• GIVEN INFORMATION:

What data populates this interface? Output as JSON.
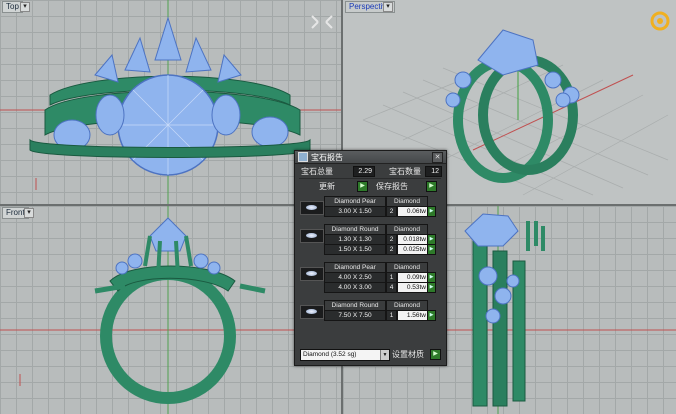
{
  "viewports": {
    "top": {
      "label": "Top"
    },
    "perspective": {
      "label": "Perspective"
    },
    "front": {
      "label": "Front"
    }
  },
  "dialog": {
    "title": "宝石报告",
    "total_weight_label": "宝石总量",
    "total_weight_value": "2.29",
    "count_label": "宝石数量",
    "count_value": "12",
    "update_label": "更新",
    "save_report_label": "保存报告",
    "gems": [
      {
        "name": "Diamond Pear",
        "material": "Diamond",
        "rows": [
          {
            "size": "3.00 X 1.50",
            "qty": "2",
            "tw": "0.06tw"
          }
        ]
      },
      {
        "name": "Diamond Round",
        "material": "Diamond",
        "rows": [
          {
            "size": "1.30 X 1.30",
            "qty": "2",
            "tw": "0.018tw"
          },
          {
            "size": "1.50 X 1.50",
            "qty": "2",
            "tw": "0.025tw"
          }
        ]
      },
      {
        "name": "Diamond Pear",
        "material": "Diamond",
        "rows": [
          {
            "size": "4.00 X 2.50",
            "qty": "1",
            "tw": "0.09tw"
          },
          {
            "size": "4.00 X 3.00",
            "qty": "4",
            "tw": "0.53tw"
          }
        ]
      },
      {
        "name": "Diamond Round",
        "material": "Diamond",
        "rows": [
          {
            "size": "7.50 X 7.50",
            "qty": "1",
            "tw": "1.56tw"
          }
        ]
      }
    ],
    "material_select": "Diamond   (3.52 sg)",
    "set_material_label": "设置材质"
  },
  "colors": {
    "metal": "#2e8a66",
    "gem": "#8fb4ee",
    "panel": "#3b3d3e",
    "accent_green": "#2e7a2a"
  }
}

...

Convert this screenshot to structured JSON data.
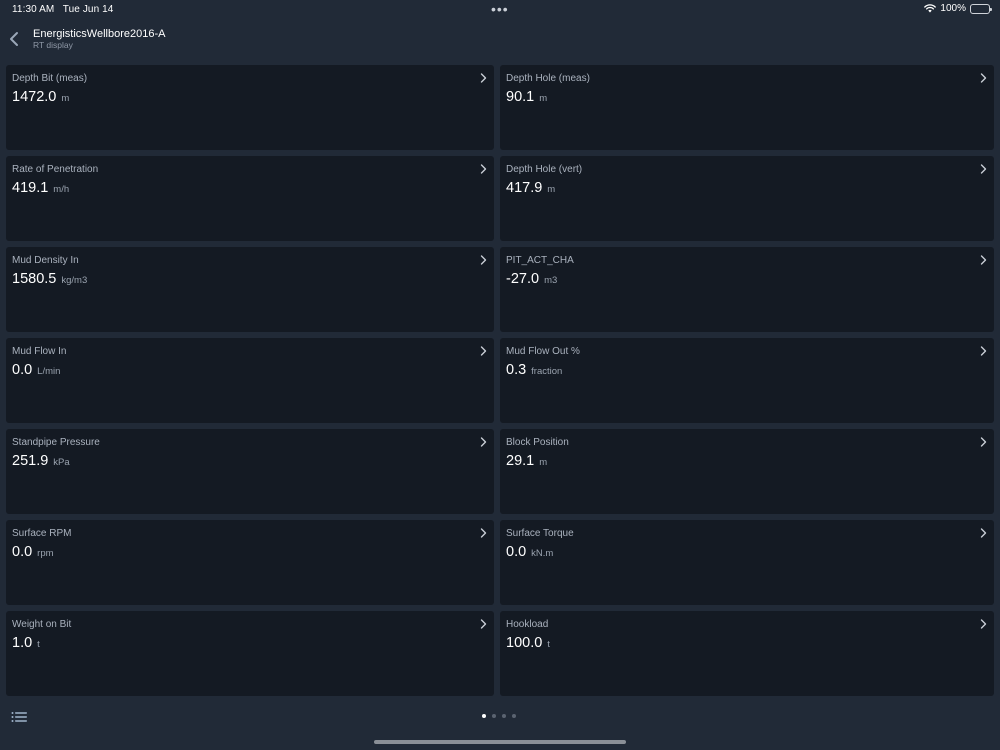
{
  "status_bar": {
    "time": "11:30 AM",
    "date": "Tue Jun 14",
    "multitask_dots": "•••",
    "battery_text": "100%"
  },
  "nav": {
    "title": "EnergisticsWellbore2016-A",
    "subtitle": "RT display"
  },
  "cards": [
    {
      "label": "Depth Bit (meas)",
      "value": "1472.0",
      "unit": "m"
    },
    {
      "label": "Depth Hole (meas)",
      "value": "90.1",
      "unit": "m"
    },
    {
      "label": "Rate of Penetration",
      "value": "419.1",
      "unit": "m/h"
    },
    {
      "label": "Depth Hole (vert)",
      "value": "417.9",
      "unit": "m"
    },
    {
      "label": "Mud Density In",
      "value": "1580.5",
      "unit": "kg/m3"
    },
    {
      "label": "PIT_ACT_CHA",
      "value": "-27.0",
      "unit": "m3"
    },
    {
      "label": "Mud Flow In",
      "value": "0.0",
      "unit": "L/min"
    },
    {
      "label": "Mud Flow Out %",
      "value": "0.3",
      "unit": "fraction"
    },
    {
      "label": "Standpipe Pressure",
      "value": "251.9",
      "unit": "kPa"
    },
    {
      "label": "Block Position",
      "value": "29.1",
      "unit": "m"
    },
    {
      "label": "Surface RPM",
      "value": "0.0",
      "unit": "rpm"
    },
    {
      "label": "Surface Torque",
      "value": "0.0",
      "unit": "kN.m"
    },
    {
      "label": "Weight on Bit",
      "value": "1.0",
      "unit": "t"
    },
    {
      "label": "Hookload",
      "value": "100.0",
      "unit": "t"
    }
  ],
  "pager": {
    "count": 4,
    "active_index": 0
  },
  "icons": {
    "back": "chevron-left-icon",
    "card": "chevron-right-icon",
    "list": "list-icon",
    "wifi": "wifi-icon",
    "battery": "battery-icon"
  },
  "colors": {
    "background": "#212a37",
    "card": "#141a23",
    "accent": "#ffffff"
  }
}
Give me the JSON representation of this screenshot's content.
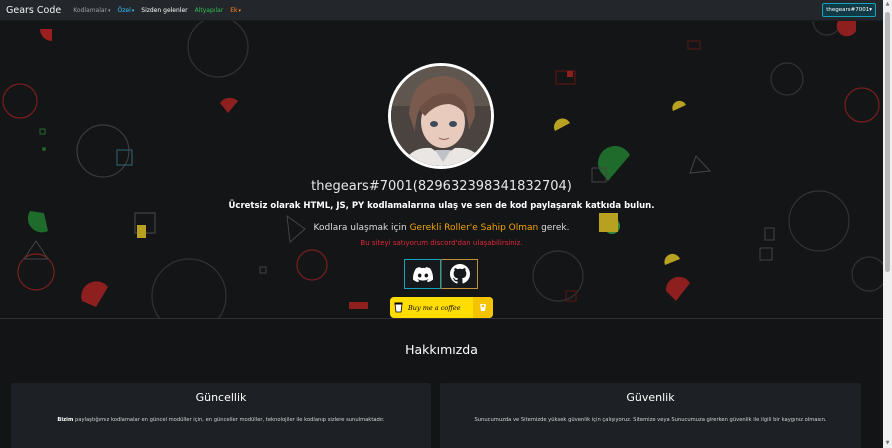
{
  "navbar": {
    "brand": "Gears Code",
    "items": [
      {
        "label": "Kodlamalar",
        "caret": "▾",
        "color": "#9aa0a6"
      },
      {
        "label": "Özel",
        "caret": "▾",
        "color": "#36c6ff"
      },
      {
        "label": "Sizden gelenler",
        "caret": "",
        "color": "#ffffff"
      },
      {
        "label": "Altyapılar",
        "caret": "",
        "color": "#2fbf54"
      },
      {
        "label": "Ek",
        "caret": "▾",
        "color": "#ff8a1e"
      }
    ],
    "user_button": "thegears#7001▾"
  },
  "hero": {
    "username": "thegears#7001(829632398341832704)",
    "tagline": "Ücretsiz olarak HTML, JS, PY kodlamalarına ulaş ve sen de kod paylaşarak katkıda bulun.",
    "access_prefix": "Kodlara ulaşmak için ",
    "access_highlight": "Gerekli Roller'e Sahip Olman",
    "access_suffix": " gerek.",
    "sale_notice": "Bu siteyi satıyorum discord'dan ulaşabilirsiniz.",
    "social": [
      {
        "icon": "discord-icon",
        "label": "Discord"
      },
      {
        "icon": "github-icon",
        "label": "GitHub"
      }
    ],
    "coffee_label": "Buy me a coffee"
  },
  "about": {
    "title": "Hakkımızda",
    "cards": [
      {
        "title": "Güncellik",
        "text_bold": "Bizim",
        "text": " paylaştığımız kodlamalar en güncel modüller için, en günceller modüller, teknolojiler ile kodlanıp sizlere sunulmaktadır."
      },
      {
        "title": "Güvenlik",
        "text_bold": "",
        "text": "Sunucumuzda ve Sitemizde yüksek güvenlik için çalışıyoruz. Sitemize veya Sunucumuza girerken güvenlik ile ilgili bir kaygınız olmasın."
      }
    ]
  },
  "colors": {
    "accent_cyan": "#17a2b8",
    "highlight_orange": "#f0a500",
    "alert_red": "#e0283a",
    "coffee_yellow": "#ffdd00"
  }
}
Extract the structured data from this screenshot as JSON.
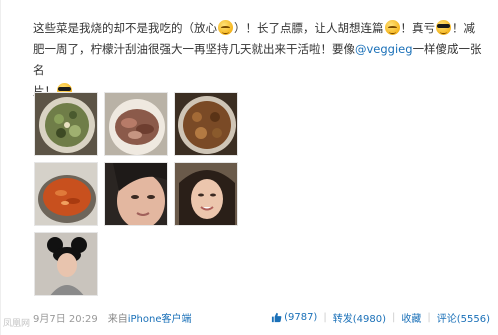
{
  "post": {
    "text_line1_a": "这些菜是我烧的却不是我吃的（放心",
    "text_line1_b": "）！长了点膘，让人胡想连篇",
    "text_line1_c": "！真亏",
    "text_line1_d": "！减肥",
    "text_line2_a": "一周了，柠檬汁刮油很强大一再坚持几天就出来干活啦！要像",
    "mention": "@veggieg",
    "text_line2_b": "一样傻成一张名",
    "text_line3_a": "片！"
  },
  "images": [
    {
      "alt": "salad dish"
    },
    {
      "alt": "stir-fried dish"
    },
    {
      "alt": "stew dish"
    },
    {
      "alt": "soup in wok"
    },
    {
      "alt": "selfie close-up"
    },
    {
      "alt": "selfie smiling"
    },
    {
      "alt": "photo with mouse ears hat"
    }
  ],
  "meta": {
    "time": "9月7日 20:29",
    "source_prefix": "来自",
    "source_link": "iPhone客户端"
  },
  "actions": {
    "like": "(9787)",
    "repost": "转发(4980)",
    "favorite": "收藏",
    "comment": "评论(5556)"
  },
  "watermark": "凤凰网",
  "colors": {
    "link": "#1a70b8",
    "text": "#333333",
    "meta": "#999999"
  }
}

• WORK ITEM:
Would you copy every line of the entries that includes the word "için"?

• SOLUTION FOR THIS PROBLEM:
    "access_prefix": "Kodlara ulaşmak için ",
        "text": " paylaştığımız kodlamalar en güncel modüller için, en günceller modüller, teknolojiler ile kodlanıp sizlere sunulmaktadır."
        "text": "Sunucumuzda ve Sitemizde yüksek güvenlik için çalışıyoruz. Sitemize veya Sunucumuza girerken güvenlik ile ilgili bir kaygınız olmasın."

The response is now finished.